* EXERCISE OBJECTIVE
Below are records; copy every line in them that holds the word "JSON".

BEGIN EXERCISE INPUTS

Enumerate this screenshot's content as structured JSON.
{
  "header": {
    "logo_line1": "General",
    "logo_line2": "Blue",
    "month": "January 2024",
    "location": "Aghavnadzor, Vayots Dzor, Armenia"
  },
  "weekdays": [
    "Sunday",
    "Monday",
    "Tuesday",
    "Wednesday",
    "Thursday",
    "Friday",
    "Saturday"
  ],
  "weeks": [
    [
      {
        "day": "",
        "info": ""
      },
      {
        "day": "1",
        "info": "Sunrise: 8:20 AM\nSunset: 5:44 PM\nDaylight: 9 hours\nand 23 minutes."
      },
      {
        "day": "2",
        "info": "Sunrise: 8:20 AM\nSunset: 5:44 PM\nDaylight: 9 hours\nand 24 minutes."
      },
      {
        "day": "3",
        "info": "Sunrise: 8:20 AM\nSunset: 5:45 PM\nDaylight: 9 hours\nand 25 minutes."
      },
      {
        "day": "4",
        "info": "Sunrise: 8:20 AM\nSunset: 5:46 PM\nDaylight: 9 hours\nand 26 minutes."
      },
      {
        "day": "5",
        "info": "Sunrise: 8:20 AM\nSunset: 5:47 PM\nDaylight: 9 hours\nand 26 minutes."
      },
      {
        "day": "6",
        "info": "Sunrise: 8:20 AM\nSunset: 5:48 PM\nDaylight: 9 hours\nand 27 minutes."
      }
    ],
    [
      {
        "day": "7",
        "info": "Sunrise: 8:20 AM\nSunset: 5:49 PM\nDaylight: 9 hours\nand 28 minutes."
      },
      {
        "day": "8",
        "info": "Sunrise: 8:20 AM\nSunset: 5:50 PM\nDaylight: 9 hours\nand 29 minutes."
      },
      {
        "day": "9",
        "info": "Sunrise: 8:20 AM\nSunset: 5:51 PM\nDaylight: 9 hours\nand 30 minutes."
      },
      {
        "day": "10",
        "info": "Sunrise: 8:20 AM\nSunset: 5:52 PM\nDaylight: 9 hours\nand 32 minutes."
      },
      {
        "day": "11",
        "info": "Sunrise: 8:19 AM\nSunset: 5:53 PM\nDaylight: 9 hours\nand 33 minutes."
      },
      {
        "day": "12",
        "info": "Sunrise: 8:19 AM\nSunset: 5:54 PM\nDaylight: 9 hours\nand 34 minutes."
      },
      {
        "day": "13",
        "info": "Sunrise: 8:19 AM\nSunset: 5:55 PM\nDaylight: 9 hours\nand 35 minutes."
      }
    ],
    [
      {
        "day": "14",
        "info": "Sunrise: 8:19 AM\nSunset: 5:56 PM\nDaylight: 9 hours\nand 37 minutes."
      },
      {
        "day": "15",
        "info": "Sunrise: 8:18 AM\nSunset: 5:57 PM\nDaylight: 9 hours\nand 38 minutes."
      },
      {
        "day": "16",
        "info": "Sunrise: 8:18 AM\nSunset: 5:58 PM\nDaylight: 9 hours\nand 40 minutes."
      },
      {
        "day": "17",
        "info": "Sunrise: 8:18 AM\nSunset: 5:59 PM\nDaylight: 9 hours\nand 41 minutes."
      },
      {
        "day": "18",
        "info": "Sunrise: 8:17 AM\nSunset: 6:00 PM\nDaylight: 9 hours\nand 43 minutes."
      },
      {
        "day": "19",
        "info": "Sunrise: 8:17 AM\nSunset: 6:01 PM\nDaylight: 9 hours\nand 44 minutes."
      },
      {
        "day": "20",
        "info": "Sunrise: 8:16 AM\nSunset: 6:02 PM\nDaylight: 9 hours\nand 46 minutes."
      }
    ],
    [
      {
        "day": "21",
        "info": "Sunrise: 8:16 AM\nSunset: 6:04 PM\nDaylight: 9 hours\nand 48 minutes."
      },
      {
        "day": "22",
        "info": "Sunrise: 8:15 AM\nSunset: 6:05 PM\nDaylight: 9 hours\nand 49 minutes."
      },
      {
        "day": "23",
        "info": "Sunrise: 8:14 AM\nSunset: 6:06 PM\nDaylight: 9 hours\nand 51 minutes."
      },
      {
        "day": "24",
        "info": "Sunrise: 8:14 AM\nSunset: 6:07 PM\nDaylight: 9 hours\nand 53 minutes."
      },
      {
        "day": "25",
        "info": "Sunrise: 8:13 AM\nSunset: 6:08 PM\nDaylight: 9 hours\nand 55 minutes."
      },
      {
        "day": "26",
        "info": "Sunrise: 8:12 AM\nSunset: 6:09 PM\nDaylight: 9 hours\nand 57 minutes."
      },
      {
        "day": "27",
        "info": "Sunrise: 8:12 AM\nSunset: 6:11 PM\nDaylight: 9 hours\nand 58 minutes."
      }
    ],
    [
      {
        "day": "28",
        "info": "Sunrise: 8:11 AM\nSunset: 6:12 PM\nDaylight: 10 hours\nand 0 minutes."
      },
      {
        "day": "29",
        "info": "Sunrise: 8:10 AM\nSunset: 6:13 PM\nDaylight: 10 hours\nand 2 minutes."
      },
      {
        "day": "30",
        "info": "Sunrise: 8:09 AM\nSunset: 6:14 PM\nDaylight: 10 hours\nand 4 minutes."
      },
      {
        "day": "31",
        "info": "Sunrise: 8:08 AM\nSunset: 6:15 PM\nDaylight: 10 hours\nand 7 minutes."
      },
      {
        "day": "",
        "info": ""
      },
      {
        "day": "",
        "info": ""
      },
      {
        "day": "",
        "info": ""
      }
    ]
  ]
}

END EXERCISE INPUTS
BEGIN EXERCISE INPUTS

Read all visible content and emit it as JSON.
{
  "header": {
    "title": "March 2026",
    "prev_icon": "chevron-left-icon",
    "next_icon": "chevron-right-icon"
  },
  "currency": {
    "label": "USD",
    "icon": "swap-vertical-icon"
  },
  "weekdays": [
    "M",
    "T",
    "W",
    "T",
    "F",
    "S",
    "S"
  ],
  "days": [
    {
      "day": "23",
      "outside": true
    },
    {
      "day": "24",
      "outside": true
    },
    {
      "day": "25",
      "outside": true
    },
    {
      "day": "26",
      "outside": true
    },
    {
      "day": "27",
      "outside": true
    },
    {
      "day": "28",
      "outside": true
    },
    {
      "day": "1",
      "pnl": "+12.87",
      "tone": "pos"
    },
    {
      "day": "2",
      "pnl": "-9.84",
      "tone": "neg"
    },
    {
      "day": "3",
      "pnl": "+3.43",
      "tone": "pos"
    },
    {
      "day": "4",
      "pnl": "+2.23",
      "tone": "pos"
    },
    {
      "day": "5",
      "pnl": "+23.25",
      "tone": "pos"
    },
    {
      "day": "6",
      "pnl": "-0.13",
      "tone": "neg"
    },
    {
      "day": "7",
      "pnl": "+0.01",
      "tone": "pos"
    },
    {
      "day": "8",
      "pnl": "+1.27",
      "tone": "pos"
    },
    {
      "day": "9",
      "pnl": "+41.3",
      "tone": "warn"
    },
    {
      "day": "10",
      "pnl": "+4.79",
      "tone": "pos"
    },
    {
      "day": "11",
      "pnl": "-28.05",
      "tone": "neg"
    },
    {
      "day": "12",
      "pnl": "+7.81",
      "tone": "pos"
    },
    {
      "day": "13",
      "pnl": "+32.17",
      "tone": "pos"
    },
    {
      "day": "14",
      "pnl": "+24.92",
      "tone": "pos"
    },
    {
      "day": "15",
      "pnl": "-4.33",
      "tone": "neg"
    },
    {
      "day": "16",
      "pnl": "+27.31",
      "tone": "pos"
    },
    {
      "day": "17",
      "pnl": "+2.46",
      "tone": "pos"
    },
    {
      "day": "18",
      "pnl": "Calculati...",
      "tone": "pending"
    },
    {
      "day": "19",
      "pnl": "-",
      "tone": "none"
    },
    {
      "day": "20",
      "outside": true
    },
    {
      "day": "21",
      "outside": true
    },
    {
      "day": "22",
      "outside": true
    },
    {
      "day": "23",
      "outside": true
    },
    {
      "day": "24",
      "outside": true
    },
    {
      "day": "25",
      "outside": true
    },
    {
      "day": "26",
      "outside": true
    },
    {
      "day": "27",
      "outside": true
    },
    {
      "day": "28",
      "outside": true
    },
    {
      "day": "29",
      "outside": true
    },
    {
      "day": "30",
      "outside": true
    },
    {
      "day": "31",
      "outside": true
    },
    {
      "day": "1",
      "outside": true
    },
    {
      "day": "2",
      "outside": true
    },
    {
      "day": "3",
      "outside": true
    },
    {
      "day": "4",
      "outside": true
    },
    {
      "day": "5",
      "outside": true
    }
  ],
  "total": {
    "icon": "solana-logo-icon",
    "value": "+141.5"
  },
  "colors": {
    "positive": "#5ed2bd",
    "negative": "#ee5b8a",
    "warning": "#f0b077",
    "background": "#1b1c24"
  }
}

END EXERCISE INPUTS

* OUTPUT
Enumerate this screenshot's content as structured JSON.
Read all visible content and emit it as JSON.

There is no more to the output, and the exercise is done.